  • Scoliosis: This leads to an irregular curve in your spine. It makes your spine appear like a C or an S from a back view. If your spine curves to the thoracic spines’ left or right, you may experience pain due to the way the curve affects your muscles, spinal nerves and other soft tissues.

Other Conditions

Mid back pain can occur together with other medical disorders that are not linked to the spine. For instance:

  • GERD (acid reflux)
  • Cardiac disorders like angina
  • Ulcers

The thoracic spine is more stable than the lower back and the neck. It is not very flexible like them since one of its functions is to guard the internal organs found in the chest.

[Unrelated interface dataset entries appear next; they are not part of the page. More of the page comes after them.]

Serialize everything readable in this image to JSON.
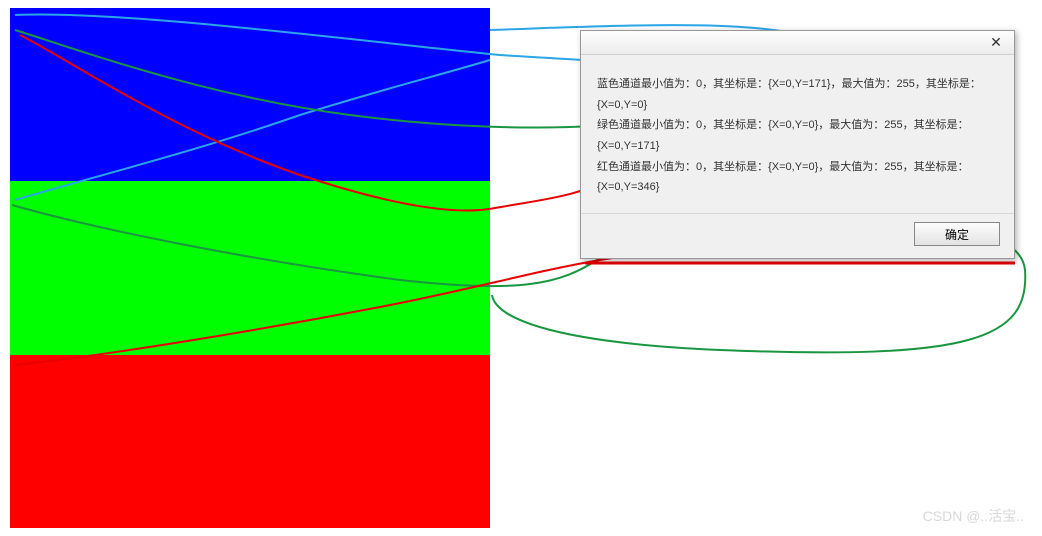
{
  "stripes": {
    "blue": "#0000ff",
    "green": "#00ff00",
    "red": "#ff0000"
  },
  "dialog": {
    "close_label": "✕",
    "ok_label": "确定",
    "messages": {
      "blue_line1": "蓝色通道最小值为：0，其坐标是：{X=0,Y=171}，最大值为：255，其坐标是：",
      "blue_line2": "{X=0,Y=0}",
      "green_line1": "绿色通道最小值为：0，其坐标是：{X=0,Y=0}，最大值为：255，其坐标是：",
      "green_line2": "{X=0,Y=171}",
      "red_line1": "红色通道最小值为：0，其坐标是：{X=0,Y=0}，最大值为：255，其坐标是：",
      "red_line2": "{X=0,Y=346}"
    }
  },
  "watermark": "CSDN @..活宝.."
}
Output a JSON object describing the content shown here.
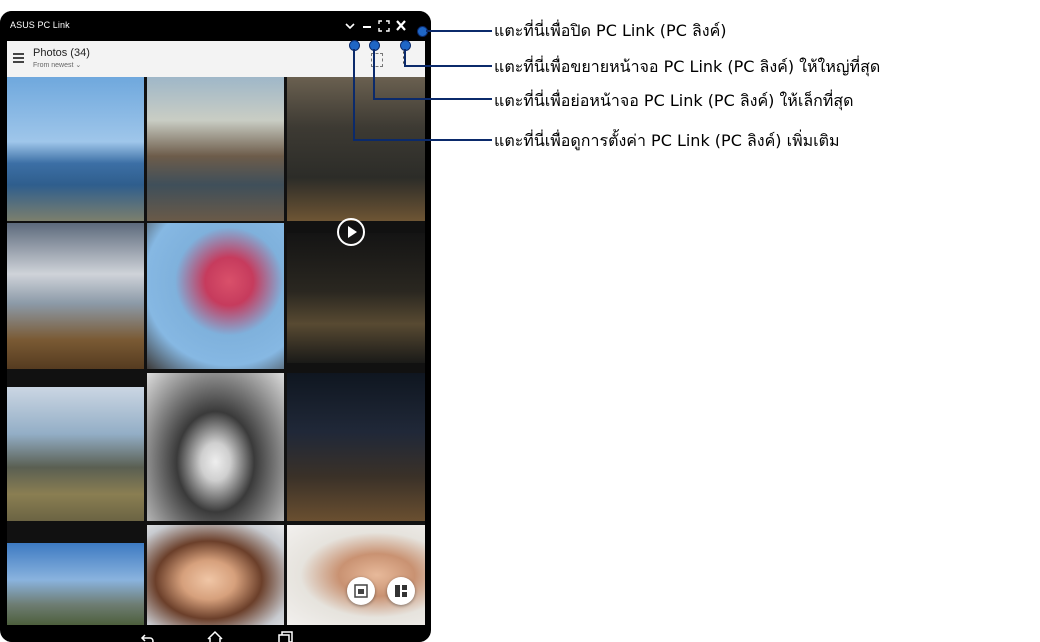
{
  "window": {
    "title": "ASUS PC Link"
  },
  "window_controls": {
    "settings_icon": "chevron-down",
    "minimize_icon": "minus",
    "maximize_icon": "expand",
    "close_icon": "close"
  },
  "appbar": {
    "title": "Photos (34)",
    "sort_label": "From newest"
  },
  "callouts": {
    "close": "แตะที่นี่เพื่อปิด PC Link (PC ลิงค์)",
    "maximize": "แตะที่นี่เพื่อขยายหน้าจอ PC Link (PC ลิงค์) ให้ใหญ่ที่สุด",
    "minimize": "แตะที่นี่เพื่อย่อหน้าจอ PC Link (PC ลิงค์) ให้เล็กที่สุด",
    "settings": "แตะที่นี่เพื่อดูการตั้งค่า PC Link (PC ลิงค์) เพิ่มเติม"
  },
  "colors": {
    "callout_line": "#0b2a6b",
    "callout_dot": "#1f66c6"
  }
}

It works together with the ribs which are connected to the thoracic vertebrae.

Since the thoracic spine is not very flexible, it is less likely to have disc or joint problems that mostly affect the lower back and the neck. This does not imply that your upper pain is not caused by a herniated disc, although it is rare.

You will also be less likely to suffer from degenerative issues in your thoracic spine. Since the lower back and neck are more flexible, the discs and joints wear out faster due to misuse and overuse.

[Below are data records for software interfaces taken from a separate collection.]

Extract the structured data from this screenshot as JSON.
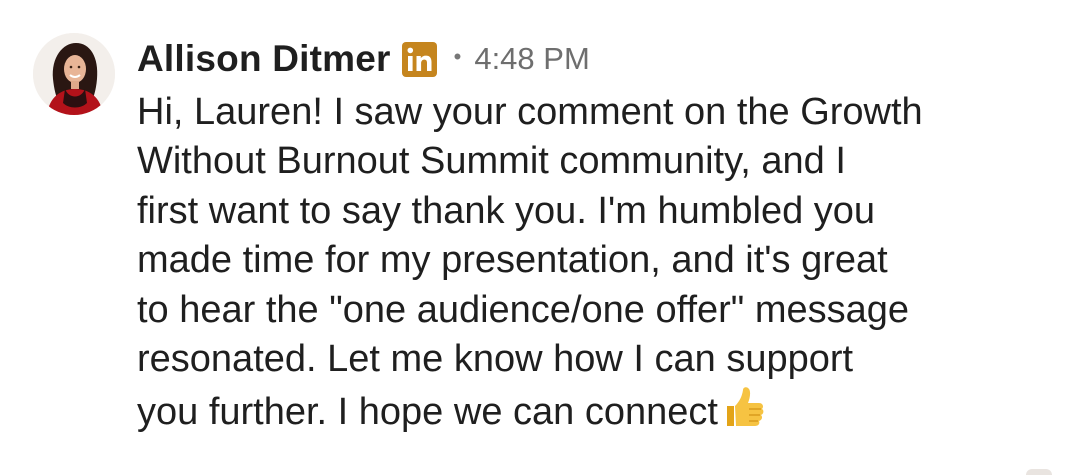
{
  "message": {
    "sender_name": "Allison Ditmer",
    "platform_badge": "in",
    "platform_icon": "linkedin-icon",
    "separator": "•",
    "timestamp": "4:48 PM",
    "body_lines": [
      "Hi, Lauren! I saw your comment on the Growth",
      "Without Burnout Summit community, and I",
      "first want to say thank you. I'm humbled you",
      "made time for my presentation, and it's great",
      "to hear the \"one audience/one offer\" message",
      "resonated. Let me know how I can support",
      "you further. I hope we can connect"
    ],
    "emoji": "thumbs-up-icon"
  },
  "colors": {
    "text": "#1f1f1f",
    "timestamp": "#6e6e6e",
    "linkedin_badge": "#c5851e",
    "emoji": "#f6c342",
    "background": "#ffffff"
  }
}
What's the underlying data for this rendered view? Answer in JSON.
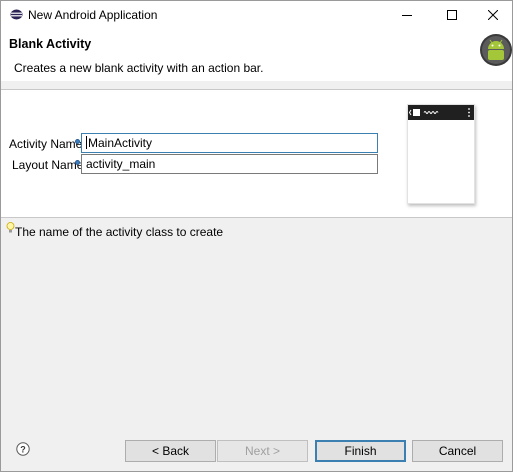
{
  "window": {
    "title": "New Android Application",
    "controls": [
      "minimize-icon",
      "maximize-icon",
      "close-icon"
    ]
  },
  "header": {
    "title": "Blank Activity",
    "description": "Creates a new blank activity with an action bar."
  },
  "form": {
    "activity_name": {
      "label": "Activity Name",
      "value": "MainActivity"
    },
    "layout_name": {
      "label": "Layout Name",
      "value": "activity_main"
    }
  },
  "help": {
    "text": "The name of the activity class to create"
  },
  "buttons": {
    "back": "< Back",
    "next": "Next >",
    "finish": "Finish",
    "cancel": "Cancel"
  },
  "colors": {
    "accent": "#3c7fb1",
    "android_green": "#a4c639",
    "info": "#3b7fc4"
  }
}
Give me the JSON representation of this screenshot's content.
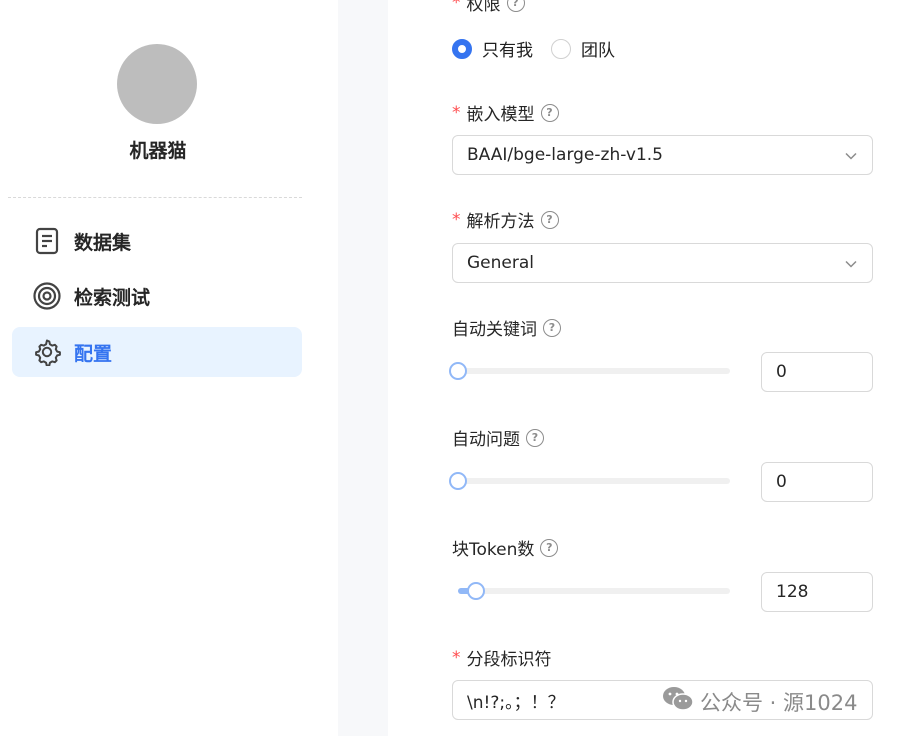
{
  "sidebar": {
    "kb_name": "机器猫",
    "items": [
      {
        "label": "数据集",
        "icon": "document-icon",
        "active": false
      },
      {
        "label": "检索测试",
        "icon": "target-icon",
        "active": false
      },
      {
        "label": "配置",
        "icon": "gear-icon",
        "active": true
      }
    ]
  },
  "form": {
    "permission": {
      "label": "权限",
      "options": [
        "只有我",
        "团队"
      ],
      "selected": "只有我"
    },
    "embedding_model": {
      "label": "嵌入模型",
      "value": "BAAI/bge-large-zh-v1.5"
    },
    "parse_method": {
      "label": "解析方法",
      "value": "General"
    },
    "auto_keywords": {
      "label": "自动关键词",
      "value": "0",
      "slider_fraction": 0
    },
    "auto_questions": {
      "label": "自动问题",
      "value": "0",
      "slider_fraction": 0
    },
    "chunk_tokens": {
      "label": "块Token数",
      "value": "128",
      "slider_fraction": 0.065
    },
    "delimiter": {
      "label": "分段标识符",
      "value": "\\n!?;。；！？"
    }
  },
  "watermark": {
    "text": "公众号 · 源1024"
  },
  "colors": {
    "accent": "#3574f0",
    "active_bg": "#e8f3ff",
    "required": "#ff4d4f",
    "slider": "#91b8f7"
  }
}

Other Sources of Back pain

Various factors can cause middle back pain just like lower back pain. These can vary from unexpected trauma or injury to a simple thing like poor posture.

  • Muscular injury: This is the leading source of mid back pain. It mostly develops in the muscles surrounding the shoulders. The glenohumeral joint, which is the shoulders’ main joint, links the torso with the upper arm. It is the most maneuverable joint in the entire body, but also the most unstable. To make up for this susceptibility, the shoulder consists of several strong muscles which hold up the joint, while still allowing it a lot of mobility. These muscles cover the shoulder and the upper back and are susceptible to injury which can result in pain.
  • Lifestyle factors: Some factors in your lifestyle can lead to your middle back pain, by persistently putting pressure on your back. They include:
    • Lack of exercise or exercising a lot the wrong way
    • Overweight
    • Sitting down for a prolonged period, especially with poor posture
    • Lifting things that are heavy
    • Persistent high stress levels
  • Other Causes: There are various medical disorders that may lead to middle back pain. They include spine problems, in addition to a trapped nerve, slipped disc, wear and tear or rheumatism, arthritis of the spinal joints in the chest and neck.


The main symptoms of middle back pain include:

  • Stiffness or tightness of the muscles
  • Pain that is dull, sharp or burning

Severe symptoms that require urgent treatment include:

  • Weakness in the legs and arms
  • Tingling or numbness in the chest, arms or belly
  • Loss of bladder or bowel control


The doctor will inquire about your health history, symptoms and your physical activities. A physical evaluation is then conducted. An imaging test like an MRI or X-ray may also be conducted to determine the cause of your middle back pain.


Majority of individuals suffering from middle back pain can manage their pain with:

  • OTC (over-the-counter) medicines like acetaminophen and non-steroidal anti-inflammatory medicines
  • OTC muscle relaxants like methocarbamol
  • Ice or heat
  • Manual therapy like mobilization, massage or spinal manipulation
  • Exercise

You may require taking a prescription pain drug if your pain becomes severe and you are unable to undertake your normal activities. Surgery is rarely used in the treatment of middle back pain.